[Data about app and page elements]
• • • •
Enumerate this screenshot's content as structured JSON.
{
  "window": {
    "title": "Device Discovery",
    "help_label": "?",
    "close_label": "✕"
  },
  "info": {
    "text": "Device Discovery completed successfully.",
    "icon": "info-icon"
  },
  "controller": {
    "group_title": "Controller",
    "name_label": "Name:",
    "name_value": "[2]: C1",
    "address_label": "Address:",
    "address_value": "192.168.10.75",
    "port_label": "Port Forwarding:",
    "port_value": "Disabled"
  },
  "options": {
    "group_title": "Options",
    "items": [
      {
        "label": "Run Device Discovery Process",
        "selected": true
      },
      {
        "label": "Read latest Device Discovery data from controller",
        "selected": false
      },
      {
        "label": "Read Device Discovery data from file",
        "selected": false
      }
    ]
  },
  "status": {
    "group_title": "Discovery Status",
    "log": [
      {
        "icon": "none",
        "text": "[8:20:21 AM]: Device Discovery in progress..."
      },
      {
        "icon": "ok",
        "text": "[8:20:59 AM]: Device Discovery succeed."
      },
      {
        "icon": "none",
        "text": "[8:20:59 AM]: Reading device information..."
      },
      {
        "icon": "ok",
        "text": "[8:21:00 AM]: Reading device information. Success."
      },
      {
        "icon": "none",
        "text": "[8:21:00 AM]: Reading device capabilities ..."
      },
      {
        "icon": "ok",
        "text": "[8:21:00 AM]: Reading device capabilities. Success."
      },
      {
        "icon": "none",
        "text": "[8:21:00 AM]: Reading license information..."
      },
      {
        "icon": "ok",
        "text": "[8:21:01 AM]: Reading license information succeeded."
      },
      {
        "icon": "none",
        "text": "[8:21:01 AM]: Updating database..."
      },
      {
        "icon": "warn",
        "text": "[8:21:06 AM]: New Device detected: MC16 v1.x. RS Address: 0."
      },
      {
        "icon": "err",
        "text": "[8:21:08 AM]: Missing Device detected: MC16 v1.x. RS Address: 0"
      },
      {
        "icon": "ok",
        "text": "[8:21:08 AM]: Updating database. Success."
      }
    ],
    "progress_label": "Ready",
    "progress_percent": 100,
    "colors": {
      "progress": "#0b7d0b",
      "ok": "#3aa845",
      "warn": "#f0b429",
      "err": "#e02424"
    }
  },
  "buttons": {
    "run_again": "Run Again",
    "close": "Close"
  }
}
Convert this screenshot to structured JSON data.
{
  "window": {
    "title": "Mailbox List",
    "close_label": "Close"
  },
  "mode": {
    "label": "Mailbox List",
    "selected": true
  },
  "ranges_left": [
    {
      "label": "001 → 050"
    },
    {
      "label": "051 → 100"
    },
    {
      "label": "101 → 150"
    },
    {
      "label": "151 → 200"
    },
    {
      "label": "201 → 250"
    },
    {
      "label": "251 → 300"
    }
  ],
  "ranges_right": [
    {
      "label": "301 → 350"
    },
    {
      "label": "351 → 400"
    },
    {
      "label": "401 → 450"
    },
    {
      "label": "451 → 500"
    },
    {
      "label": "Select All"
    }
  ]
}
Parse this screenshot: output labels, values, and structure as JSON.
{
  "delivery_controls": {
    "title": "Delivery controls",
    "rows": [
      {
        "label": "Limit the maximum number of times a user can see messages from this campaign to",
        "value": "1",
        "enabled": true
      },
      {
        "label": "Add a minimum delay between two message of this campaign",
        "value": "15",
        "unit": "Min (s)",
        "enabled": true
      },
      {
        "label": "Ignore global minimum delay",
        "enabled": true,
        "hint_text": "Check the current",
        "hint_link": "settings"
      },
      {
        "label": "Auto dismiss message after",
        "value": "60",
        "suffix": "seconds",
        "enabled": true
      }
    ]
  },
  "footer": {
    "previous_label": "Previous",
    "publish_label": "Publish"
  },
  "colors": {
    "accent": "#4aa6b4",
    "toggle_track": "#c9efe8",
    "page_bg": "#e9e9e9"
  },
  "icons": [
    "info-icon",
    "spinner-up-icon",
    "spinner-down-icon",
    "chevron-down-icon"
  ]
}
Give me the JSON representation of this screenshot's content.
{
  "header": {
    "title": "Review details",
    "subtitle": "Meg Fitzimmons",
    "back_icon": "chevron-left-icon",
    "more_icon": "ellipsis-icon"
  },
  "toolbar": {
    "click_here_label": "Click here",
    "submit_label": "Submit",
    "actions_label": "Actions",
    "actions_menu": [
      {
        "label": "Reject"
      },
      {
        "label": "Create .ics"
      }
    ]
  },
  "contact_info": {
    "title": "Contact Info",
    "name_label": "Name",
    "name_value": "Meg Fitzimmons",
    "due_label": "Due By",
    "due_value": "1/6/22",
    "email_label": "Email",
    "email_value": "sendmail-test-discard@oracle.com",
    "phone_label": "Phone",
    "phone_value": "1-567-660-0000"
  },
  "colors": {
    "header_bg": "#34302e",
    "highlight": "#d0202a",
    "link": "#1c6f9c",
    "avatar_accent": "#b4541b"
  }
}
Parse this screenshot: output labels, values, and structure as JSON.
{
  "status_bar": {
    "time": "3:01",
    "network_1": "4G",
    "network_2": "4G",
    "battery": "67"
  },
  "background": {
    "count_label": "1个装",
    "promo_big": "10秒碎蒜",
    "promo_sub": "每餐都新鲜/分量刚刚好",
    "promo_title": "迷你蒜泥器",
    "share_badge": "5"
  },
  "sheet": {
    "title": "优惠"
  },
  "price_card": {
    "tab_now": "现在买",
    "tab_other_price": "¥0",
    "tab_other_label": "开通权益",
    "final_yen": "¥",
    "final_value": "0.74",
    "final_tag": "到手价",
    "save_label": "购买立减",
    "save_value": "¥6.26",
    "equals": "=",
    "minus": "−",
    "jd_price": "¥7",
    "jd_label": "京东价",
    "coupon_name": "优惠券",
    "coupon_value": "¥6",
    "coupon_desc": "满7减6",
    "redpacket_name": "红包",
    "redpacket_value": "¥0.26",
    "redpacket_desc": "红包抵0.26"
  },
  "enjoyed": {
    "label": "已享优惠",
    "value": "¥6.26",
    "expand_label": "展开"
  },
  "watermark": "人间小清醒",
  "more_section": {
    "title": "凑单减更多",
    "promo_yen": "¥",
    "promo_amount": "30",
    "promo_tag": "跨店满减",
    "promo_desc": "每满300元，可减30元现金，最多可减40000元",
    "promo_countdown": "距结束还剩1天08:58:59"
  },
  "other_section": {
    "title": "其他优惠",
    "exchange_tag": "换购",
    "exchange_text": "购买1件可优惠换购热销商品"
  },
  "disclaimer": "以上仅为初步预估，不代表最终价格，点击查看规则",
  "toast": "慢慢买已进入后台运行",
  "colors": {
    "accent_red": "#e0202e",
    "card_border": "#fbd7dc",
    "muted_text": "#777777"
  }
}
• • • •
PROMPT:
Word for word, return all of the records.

PROBLEM SOLUTION:
Enumerate this screenshot's content as structured JSON.
{
  "window": {
    "title": "Device Discovery",
    "help_label": "?",
    "close_label": "✕"
  },
  "info": {
    "text": "Device Discovery completed successfully.",
    "icon": "info-icon"
  },
  "controller": {
    "group_title": "Controller",
    "name_label": "Name:",
    "name_value": "[2]: C1",
    "address_label": "Address:",
    "address_value": "192.168.10.75",
    "port_label": "Port Forwarding:",
    "port_value": "Disabled"
  },
  "options": {
    "group_title": "Options",
    "items": [
      {
        "label": "Run Device Discovery Process",
        "selected": true
      },
      {
        "label": "Read latest Device Discovery data from controller",
        "selected": false
      },
      {
        "label": "Read Device Discovery data from file",
        "selected": false
      }
    ]
  },
  "status": {
    "group_title": "Discovery Status",
    "log": [
      {
        "icon": "none",
        "text": "[8:20:21 AM]: Device Discovery in progress..."
      },
      {
        "icon": "ok",
        "text": "[8:20:59 AM]: Device Discovery succeed."
      },
      {
        "icon": "none",
        "text": "[8:20:59 AM]: Reading device information..."
      },
      {
        "icon": "ok",
        "text": "[8:21:00 AM]: Reading device information. Success."
      },
      {
        "icon": "none",
        "text": "[8:21:00 AM]: Reading device capabilities ..."
      },
      {
        "icon": "ok",
        "text": "[8:21:00 AM]: Reading device capabilities. Success."
      },
      {
        "icon": "none",
        "text": "[8:21:00 AM]: Reading license information..."
      },
      {
        "icon": "ok",
        "text": "[8:21:01 AM]: Reading license information succeeded."
      },
      {
        "icon": "none",
        "text": "[8:21:01 AM]: Updating database..."
      },
      {
        "icon": "warn",
        "text": "[8:21:06 AM]: New Device detected: MC16 v1.x. RS Address: 0."
      },
      {
        "icon": "err",
        "text": "[8:21:08 AM]: Missing Device detected: MC16 v1.x. RS Address: 0"
      },
      {
        "icon": "ok",
        "text": "[8:21:08 AM]: Updating database. Success."
      }
    ],
    "progress_label": "Ready",
    "progress_percent": 100,
    "colors": {
      "progress": "#0b7d0b",
      "ok": "#3aa845",
      "warn": "#f0b429",
      "err": "#e02424"
    }
  },
  "buttons": {
    "run_again": "Run Again",
    "close": "Close"
  }
}
Convert this screenshot to structured JSON data.
{
  "window": {
    "title": "Mailbox List",
    "close_label": "Close"
  },
  "mode": {
    "label": "Mailbox List",
    "selected": true
  },
  "ranges_left": [
    {
      "label": "001 → 050"
    },
    {
      "label": "051 → 100"
    },
    {
      "label": "101 → 150"
    },
    {
      "label": "151 → 200"
    },
    {
      "label": "201 → 250"
    },
    {
      "label": "251 → 300"
    }
  ],
  "ranges_right": [
    {
      "label": "301 → 350"
    },
    {
      "label": "351 → 400"
    },
    {
      "label": "401 → 450"
    },
    {
      "label": "451 → 500"
    },
    {
      "label": "Select All"
    }
  ]
}
Parse this screenshot: output labels, values, and structure as JSON.
{
  "delivery_controls": {
    "title": "Delivery controls",
    "rows": [
      {
        "label": "Limit the maximum number of times a user can see messages from this campaign to",
        "value": "1",
        "enabled": true
      },
      {
        "label": "Add a minimum delay between two message of this campaign",
        "value": "15",
        "unit": "Min (s)",
        "enabled": true
      },
      {
        "label": "Ignore global minimum delay",
        "enabled": true,
        "hint_text": "Check the current",
        "hint_link": "settings"
      },
      {
        "label": "Auto dismiss message after",
        "value": "60",
        "suffix": "seconds",
        "enabled": true
      }
    ]
  },
  "footer": {
    "previous_label": "Previous",
    "publish_label": "Publish"
  },
  "colors": {
    "accent": "#4aa6b4",
    "toggle_track": "#c9efe8",
    "page_bg": "#e9e9e9"
  },
  "icons": [
    "info-icon",
    "spinner-up-icon",
    "spinner-down-icon",
    "chevron-down-icon"
  ]
}
Give me the JSON representation of this screenshot's content.
{
  "header": {
    "title": "Review details",
    "subtitle": "Meg Fitzimmons",
    "back_icon": "chevron-left-icon",
    "more_icon": "ellipsis-icon"
  },
  "toolbar": {
    "click_here_label": "Click here",
    "submit_label": "Submit",
    "actions_label": "Actions",
    "actions_menu": [
      {
        "label": "Reject"
      },
      {
        "label": "Create .ics"
      }
    ]
  },
  "contact_info": {
    "title": "Contact Info",
    "name_label": "Name",
    "name_value": "Meg Fitzimmons",
    "due_label": "Due By",
    "due_value": "1/6/22",
    "email_label": "Email",
    "email_value": "sendmail-test-discard@oracle.com",
    "phone_label": "Phone",
    "phone_value": "1-567-660-0000"
  },
  "colors": {
    "header_bg": "#34302e",
    "highlight": "#d0202a",
    "link": "#1c6f9c",
    "avatar_accent": "#b4541b"
  }
}
Parse this screenshot: output labels, values, and structure as JSON.
{
  "status_bar": {
    "time": "3:01",
    "network_1": "4G",
    "network_2": "4G",
    "battery": "67"
  },
  "background": {
    "count_label": "1个装",
    "promo_big": "10秒碎蒜",
    "promo_sub": "每餐都新鲜/分量刚刚好",
    "promo_title": "迷你蒜泥器",
    "share_badge": "5"
  },
  "sheet": {
    "title": "优惠"
  },
  "price_card": {
    "tab_now": "现在买",
    "tab_other_price": "¥0",
    "tab_other_label": "开通权益",
    "final_yen": "¥",
    "final_value": "0.74",
    "final_tag": "到手价",
    "save_label": "购买立减",
    "save_value": "¥6.26",
    "equals": "=",
    "minus": "−",
    "jd_price": "¥7",
    "jd_label": "京东价",
    "coupon_name": "优惠券",
    "coupon_value": "¥6",
    "coupon_desc": "满7减6",
    "redpacket_name": "红包",
    "redpacket_value": "¥0.26",
    "redpacket_desc": "红包抵0.26"
  },
  "enjoyed": {
    "label": "已享优惠",
    "value": "¥6.26",
    "expand_label": "展开"
  },
  "watermark": "人间小清醒",
  "more_section": {
    "title": "凑单减更多",
    "promo_yen": "¥",
    "promo_amount": "30",
    "promo_tag": "跨店满减",
    "promo_desc": "每满300元，可减30元现金，最多可减40000元",
    "promo_countdown": "距结束还剩1天08:58:59"
  },
  "other_section": {
    "title": "其他优惠",
    "exchange_tag": "换购",
    "exchange_text": "购买1件可优惠换购热销商品"
  },
  "disclaimer": "以上仅为初步预估，不代表最终价格，点击查看规则",
  "toast": "慢慢买已进入后台运行",
  "colors": {
    "accent_red": "#e0202e",
    "card_border": "#fbd7dc",
    "muted_text": "#777777"
  }
}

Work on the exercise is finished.